▶ [What to do] What is needed is an exact copy of every record.

(Data entries)

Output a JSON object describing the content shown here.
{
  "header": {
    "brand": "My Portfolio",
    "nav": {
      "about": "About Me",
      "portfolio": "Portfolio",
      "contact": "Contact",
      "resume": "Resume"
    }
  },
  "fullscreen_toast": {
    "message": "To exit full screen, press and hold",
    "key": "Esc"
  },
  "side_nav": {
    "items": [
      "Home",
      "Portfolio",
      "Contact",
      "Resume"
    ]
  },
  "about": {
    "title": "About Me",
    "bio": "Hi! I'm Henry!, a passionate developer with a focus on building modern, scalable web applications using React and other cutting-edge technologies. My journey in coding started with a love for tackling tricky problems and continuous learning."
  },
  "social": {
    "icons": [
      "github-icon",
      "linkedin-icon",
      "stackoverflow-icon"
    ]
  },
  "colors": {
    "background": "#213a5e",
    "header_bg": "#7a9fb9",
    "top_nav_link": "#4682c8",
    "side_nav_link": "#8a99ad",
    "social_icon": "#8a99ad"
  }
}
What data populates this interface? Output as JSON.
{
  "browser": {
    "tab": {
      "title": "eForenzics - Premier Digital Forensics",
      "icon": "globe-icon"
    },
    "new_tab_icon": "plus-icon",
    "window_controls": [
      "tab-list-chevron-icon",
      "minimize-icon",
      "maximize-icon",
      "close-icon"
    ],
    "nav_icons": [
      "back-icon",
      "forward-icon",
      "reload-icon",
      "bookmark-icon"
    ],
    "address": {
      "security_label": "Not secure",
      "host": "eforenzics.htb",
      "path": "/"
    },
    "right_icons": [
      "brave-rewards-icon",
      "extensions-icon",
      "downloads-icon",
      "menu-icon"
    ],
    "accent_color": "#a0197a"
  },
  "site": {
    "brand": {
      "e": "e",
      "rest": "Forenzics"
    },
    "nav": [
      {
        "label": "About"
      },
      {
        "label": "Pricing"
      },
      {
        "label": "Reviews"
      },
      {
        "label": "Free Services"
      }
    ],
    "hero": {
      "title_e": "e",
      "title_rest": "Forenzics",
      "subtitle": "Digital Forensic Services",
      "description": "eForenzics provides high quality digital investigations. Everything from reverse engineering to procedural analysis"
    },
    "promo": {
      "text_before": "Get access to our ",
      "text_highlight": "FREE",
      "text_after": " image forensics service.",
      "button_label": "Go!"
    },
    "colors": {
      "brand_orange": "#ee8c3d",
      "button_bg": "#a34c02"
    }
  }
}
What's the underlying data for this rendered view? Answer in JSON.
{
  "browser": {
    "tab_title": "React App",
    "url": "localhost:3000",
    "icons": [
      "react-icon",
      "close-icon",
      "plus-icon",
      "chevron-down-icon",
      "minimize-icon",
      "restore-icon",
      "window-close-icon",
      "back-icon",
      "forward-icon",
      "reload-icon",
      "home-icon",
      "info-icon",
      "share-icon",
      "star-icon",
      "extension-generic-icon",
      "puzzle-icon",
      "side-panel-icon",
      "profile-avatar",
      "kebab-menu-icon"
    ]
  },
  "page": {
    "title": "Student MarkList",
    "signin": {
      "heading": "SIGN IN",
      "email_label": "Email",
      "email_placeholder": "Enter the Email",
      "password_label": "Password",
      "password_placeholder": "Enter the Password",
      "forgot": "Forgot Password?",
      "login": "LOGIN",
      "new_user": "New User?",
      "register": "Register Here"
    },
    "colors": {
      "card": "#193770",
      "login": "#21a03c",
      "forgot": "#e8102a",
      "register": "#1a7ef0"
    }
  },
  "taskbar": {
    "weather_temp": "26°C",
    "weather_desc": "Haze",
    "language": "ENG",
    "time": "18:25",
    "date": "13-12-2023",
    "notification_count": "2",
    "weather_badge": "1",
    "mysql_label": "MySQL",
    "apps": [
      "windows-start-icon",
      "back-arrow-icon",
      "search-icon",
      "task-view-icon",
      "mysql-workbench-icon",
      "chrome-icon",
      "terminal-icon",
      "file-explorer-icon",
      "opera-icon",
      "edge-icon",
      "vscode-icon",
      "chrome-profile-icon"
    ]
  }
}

▶ [Response to this exercise]
Output a JSON object describing the content shown here.
{
  "header": {
    "brand": "My Portfolio",
    "nav": {
      "about": "About Me",
      "portfolio": "Portfolio",
      "contact": "Contact",
      "resume": "Resume"
    }
  },
  "fullscreen_toast": {
    "message": "To exit full screen, press and hold",
    "key": "Esc"
  },
  "side_nav": {
    "items": [
      "Home",
      "Portfolio",
      "Contact",
      "Resume"
    ]
  },
  "about": {
    "title": "About Me",
    "bio": "Hi! I'm Henry!, a passionate developer with a focus on building modern, scalable web applications using React and other cutting-edge technologies. My journey in coding started with a love for tackling tricky problems and continuous learning."
  },
  "social": {
    "icons": [
      "github-icon",
      "linkedin-icon",
      "stackoverflow-icon"
    ]
  },
  "colors": {
    "background": "#213a5e",
    "header_bg": "#7a9fb9",
    "top_nav_link": "#4682c8",
    "side_nav_link": "#8a99ad",
    "social_icon": "#8a99ad"
  }
}
What data populates this interface? Output as JSON.
{
  "browser": {
    "tab": {
      "title": "eForenzics - Premier Digital Forensics",
      "icon": "globe-icon"
    },
    "new_tab_icon": "plus-icon",
    "window_controls": [
      "tab-list-chevron-icon",
      "minimize-icon",
      "maximize-icon",
      "close-icon"
    ],
    "nav_icons": [
      "back-icon",
      "forward-icon",
      "reload-icon",
      "bookmark-icon"
    ],
    "address": {
      "security_label": "Not secure",
      "host": "eforenzics.htb",
      "path": "/"
    },
    "right_icons": [
      "brave-rewards-icon",
      "extensions-icon",
      "downloads-icon",
      "menu-icon"
    ],
    "accent_color": "#a0197a"
  },
  "site": {
    "brand": {
      "e": "e",
      "rest": "Forenzics"
    },
    "nav": [
      {
        "label": "About"
      },
      {
        "label": "Pricing"
      },
      {
        "label": "Reviews"
      },
      {
        "label": "Free Services"
      }
    ],
    "hero": {
      "title_e": "e",
      "title_rest": "Forenzics",
      "subtitle": "Digital Forensic Services",
      "description": "eForenzics provides high quality digital investigations. Everything from reverse engineering to procedural analysis"
    },
    "promo": {
      "text_before": "Get access to our ",
      "text_highlight": "FREE",
      "text_after": " image forensics service.",
      "button_label": "Go!"
    },
    "colors": {
      "brand_orange": "#ee8c3d",
      "button_bg": "#a34c02"
    }
  }
}
What's the underlying data for this rendered view? Answer in JSON.
{
  "browser": {
    "tab_title": "React App",
    "url": "localhost:3000",
    "icons": [
      "react-icon",
      "close-icon",
      "plus-icon",
      "chevron-down-icon",
      "minimize-icon",
      "restore-icon",
      "window-close-icon",
      "back-icon",
      "forward-icon",
      "reload-icon",
      "home-icon",
      "info-icon",
      "share-icon",
      "star-icon",
      "extension-generic-icon",
      "puzzle-icon",
      "side-panel-icon",
      "profile-avatar",
      "kebab-menu-icon"
    ]
  },
  "page": {
    "title": "Student MarkList",
    "signin": {
      "heading": "SIGN IN",
      "email_label": "Email",
      "email_placeholder": "Enter the Email",
      "password_label": "Password",
      "password_placeholder": "Enter the Password",
      "forgot": "Forgot Password?",
      "login": "LOGIN",
      "new_user": "New User?",
      "register": "Register Here"
    },
    "colors": {
      "card": "#193770",
      "login": "#21a03c",
      "forgot": "#e8102a",
      "register": "#1a7ef0"
    }
  },
  "taskbar": {
    "weather_temp": "26°C",
    "weather_desc": "Haze",
    "language": "ENG",
    "time": "18:25",
    "date": "13-12-2023",
    "notification_count": "2",
    "weather_badge": "1",
    "mysql_label": "MySQL",
    "apps": [
      "windows-start-icon",
      "back-arrow-icon",
      "search-icon",
      "task-view-icon",
      "mysql-workbench-icon",
      "chrome-icon",
      "terminal-icon",
      "file-explorer-icon",
      "opera-icon",
      "edge-icon",
      "vscode-icon",
      "chrome-profile-icon"
    ]
  }
}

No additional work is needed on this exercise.